THE VILLAGE (2014) M. Night Shyamalan
The Village is an amazing movie, not because M. Night Shyamalan is such a skilled director, it’s incredible because it is the perfect allegory that depicts exactly what we have been going through with the Coronavirus, how the media presents Covid and the lengths that our controllers will take to manage the narratives—all the narratives.
I use the Coronavirus as a basis for what the film represents because more than any other crisis of our time, we know this one most intimately, but it can represent all the lies and all the false flags. It’s JFK, 9/11, Sandy Hook, the Las Vegas Massacre, Climate Crisis, immigration, race relations, AIDS, the CIA, it’s Drag Queen Story Hour…it’s the story that reveals that there is always another narrative behind the ones we are told to believe.
The story of The Village is not exactly new, we’ve seen glimmers of it in Logan’s Run, but cinematic comparisons aside, the basis of the story is virtually the same one told by Plato in his Allegory of the Cave which was the philosopher’s way of telling us how important critical thinking and philosophy is and that by using our minds, we can think and reason our way out of imagined crisis, fear and ignorance. In other words, experience can make us better people. Plato wrote that the intention of the story was to compare “the effect of education and the lack of it on our nature.” Today he might want to include the effect of our indoctrination on our nature.
In The Village, the elders of an isolated faux utopian society use fear and terror tactics to maintain control of the minds and spirits of their children. It becomes disturbingly clear that the inhabitants of the village are nothing more than an experiment and the equivalent to animals on a wildlife preserve.
Like anyone complicit in conspiracy or deception, the elders here justify their behavior by denying truth and easily find just cause in all that they do. They base all of their preachy goodness on a lie that virtually enslaves each person in the village, but since it is done under the pretense of protecting them and keeping them safe, it’s okay. Sound familiar? Their village is the ultimate, safe space, far from dangers of the real world, but surrounded by the threat of danger that is purely manufactured from within the confines of the village itself.
It’s interesting that the main character is blind and it is she who ventures beyond the perimeter into the so-called dangerous area inhabited by meat eating creatures that dress in red cloaks. It’s as if only the truly blind can see and the ones with actual vision will remain in the dark, incapable of sight to discern real truth like Plato’s cave-dwellers.
I don’t think it’s Shyamalan intention to wake up the masses or make us better people, the film, in my opinion, is clearly presented as predictive programming and an enforcement or encouragement of globalist totalitarianism. The director himself can be seen in a cameo reading a newspaper filled with horrible headlines for the viewer to feel that maybe we should look at our own world in a similarly distressed fashion.

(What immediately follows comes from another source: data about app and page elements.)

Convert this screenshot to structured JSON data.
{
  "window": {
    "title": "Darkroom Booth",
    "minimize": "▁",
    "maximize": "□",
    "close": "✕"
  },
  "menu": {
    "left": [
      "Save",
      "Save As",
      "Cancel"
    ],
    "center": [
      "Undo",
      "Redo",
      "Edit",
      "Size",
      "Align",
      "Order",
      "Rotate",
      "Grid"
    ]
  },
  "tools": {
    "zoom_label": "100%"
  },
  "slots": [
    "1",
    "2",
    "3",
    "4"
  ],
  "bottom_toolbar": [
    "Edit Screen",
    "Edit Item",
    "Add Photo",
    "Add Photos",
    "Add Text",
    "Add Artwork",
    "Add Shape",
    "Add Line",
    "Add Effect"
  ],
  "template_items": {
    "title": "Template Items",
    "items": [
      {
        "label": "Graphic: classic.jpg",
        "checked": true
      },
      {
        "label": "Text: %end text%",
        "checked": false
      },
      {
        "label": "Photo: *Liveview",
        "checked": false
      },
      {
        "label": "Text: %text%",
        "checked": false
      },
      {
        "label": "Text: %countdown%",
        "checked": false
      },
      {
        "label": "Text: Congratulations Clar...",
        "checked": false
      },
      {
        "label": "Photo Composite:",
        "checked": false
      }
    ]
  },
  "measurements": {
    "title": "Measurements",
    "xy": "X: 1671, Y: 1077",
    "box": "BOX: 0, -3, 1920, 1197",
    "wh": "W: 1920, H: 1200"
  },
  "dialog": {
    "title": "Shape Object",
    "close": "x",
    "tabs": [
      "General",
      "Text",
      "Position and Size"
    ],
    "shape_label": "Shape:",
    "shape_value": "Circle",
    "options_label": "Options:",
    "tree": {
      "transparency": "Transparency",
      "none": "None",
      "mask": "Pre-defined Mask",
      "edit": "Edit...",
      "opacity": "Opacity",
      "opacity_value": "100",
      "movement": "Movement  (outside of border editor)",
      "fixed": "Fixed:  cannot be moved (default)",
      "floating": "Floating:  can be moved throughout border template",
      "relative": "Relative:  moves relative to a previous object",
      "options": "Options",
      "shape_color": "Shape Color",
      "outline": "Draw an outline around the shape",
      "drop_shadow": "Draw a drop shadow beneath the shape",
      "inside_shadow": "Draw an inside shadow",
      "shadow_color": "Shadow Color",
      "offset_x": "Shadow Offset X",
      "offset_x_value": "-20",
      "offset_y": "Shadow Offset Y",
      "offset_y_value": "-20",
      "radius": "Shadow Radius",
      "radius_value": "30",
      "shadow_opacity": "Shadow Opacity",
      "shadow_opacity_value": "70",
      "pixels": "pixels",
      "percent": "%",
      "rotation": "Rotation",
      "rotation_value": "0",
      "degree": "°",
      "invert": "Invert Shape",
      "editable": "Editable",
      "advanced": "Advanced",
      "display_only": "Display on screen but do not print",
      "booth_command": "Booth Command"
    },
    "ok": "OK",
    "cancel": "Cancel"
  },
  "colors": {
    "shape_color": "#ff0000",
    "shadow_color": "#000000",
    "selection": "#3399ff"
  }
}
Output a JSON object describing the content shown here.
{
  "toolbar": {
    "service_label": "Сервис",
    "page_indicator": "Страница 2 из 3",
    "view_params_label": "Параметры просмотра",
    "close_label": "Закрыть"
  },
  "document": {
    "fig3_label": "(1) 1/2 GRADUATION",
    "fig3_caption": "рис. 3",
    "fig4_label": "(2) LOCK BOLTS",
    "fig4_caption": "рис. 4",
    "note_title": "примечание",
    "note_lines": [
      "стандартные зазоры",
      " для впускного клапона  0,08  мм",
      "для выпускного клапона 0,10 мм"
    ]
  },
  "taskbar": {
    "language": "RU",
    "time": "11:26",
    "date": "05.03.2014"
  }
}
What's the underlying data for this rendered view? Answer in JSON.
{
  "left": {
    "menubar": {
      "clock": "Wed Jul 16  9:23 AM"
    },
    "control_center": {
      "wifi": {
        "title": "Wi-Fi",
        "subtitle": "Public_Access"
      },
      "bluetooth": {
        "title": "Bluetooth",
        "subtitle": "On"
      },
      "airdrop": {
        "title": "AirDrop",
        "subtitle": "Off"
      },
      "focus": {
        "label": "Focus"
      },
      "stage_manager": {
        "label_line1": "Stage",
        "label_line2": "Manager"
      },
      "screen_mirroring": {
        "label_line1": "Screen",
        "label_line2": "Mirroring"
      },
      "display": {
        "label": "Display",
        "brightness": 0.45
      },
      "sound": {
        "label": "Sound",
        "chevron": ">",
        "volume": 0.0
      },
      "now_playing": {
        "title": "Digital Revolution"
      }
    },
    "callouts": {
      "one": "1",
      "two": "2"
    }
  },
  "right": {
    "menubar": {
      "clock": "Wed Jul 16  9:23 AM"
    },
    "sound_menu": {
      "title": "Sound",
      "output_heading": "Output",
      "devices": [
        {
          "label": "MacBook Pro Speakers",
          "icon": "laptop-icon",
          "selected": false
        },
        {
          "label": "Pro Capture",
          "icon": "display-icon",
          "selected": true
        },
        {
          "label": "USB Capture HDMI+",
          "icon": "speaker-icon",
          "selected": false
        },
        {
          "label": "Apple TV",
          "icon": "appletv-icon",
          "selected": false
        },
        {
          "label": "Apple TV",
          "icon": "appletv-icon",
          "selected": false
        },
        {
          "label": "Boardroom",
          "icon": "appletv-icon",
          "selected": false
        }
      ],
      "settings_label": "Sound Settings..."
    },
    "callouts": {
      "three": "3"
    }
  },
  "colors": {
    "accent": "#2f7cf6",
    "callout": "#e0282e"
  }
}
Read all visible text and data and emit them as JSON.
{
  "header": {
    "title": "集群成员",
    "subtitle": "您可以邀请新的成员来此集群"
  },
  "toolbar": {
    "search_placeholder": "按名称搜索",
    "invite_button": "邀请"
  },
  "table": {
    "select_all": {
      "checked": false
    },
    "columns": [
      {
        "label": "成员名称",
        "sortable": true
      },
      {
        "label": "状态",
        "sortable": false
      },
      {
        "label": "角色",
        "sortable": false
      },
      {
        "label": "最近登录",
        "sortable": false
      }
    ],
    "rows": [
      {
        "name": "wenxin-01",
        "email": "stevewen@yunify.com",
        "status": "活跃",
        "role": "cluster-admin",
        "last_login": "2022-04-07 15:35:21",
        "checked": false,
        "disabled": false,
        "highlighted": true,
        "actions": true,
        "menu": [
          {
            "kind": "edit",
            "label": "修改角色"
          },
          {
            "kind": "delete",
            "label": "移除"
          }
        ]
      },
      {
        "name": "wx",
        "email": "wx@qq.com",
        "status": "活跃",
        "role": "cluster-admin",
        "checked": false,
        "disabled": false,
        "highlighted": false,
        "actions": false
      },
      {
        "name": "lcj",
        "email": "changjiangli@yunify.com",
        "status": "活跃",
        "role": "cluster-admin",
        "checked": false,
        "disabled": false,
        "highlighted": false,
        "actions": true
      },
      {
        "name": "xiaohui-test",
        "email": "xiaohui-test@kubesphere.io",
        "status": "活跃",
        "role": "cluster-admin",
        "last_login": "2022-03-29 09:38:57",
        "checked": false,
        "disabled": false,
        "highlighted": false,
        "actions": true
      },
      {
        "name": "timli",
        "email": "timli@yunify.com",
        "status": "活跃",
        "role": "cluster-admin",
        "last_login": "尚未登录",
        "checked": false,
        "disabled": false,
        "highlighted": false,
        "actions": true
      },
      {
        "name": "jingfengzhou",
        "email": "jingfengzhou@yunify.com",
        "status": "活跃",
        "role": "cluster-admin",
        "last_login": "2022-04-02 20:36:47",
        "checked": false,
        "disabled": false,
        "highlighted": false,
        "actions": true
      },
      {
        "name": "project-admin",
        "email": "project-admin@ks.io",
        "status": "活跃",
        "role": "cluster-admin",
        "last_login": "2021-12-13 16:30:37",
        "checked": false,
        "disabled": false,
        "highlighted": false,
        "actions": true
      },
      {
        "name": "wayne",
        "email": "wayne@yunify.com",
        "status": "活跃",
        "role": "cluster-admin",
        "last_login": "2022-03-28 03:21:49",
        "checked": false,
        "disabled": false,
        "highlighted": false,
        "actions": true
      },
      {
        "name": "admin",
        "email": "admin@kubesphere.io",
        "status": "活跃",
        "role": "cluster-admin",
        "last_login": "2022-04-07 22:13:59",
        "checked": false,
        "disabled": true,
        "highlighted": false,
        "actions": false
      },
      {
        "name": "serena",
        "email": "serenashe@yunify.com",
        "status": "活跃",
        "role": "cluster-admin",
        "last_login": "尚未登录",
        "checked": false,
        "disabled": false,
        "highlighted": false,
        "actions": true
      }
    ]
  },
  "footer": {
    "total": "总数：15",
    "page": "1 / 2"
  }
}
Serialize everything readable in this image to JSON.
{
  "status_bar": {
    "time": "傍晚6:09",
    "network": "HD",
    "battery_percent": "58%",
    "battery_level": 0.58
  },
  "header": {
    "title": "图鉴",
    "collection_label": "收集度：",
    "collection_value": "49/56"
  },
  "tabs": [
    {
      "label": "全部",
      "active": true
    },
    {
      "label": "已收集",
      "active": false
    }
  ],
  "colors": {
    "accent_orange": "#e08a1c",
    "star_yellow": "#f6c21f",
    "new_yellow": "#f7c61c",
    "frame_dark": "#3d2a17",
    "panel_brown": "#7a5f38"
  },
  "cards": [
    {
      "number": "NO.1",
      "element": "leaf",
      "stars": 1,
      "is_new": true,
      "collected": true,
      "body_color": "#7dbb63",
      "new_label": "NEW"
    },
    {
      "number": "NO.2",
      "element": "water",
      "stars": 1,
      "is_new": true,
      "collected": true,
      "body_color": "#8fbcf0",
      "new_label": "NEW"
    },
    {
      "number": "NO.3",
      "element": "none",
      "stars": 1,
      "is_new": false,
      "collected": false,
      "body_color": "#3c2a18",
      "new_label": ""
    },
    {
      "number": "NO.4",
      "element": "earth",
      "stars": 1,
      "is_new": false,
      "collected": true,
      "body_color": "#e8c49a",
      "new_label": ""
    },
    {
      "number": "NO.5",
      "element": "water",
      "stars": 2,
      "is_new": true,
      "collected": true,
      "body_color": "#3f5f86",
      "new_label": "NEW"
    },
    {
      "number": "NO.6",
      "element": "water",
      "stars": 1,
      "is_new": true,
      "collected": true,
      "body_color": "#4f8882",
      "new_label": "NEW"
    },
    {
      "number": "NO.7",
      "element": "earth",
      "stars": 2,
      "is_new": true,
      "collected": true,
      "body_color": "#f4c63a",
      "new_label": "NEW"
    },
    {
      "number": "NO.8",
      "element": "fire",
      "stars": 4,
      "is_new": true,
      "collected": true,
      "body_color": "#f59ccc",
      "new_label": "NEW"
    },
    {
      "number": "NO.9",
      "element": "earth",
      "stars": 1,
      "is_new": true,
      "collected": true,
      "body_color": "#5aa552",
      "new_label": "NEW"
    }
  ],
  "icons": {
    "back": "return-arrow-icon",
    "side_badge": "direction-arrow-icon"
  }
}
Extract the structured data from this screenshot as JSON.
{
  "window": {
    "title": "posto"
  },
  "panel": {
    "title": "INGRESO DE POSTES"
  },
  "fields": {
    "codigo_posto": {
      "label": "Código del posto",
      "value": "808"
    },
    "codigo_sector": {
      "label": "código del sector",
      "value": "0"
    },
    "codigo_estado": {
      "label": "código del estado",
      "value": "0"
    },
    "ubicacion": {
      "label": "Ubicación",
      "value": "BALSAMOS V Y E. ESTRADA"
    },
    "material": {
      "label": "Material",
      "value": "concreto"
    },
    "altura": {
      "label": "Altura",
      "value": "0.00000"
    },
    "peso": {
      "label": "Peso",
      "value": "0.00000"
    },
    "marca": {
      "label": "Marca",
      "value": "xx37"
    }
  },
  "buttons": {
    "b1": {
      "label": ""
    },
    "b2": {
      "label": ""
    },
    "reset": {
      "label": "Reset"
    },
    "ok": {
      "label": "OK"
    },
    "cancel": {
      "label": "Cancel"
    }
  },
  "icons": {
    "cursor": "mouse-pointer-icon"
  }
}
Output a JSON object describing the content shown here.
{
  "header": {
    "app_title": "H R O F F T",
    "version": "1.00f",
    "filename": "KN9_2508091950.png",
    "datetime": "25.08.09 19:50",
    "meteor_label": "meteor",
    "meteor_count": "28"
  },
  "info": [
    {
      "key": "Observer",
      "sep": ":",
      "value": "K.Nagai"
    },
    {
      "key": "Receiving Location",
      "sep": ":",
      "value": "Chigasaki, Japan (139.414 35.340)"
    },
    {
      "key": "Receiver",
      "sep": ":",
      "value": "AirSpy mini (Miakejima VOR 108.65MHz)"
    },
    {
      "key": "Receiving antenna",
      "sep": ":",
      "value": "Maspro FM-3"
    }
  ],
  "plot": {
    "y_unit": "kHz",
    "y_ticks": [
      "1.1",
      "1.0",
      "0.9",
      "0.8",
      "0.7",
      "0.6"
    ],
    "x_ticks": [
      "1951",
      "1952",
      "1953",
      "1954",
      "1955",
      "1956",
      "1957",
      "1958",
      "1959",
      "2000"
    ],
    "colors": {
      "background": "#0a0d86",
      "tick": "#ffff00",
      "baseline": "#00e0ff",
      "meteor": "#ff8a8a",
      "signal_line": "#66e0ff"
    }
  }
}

The Village so accurately represents the deceptions that exist in all strata of life, but most particularly the rewriting of history and the conspiracies that seem to haunt us with more and more frequency. It reveals what happens when our elders, who operate beyond their term limits or contrary to the needs of their constituents, continue to maintain total control and dictate every aspect of how we are to live our lives while only they benefit.
I suggest this film be watched from the perspective of knowing that we have been victims of deception and to realize how easily we are manipulated. Just like the cookies and milk we left out for Santa, the one bite of a cookie was proof enough of his existence. Imagine the scope and depth of deceptions where there is much more at stake and how we are made to believe something untrue and how we then become believers and authenticating voices of pure fantasy.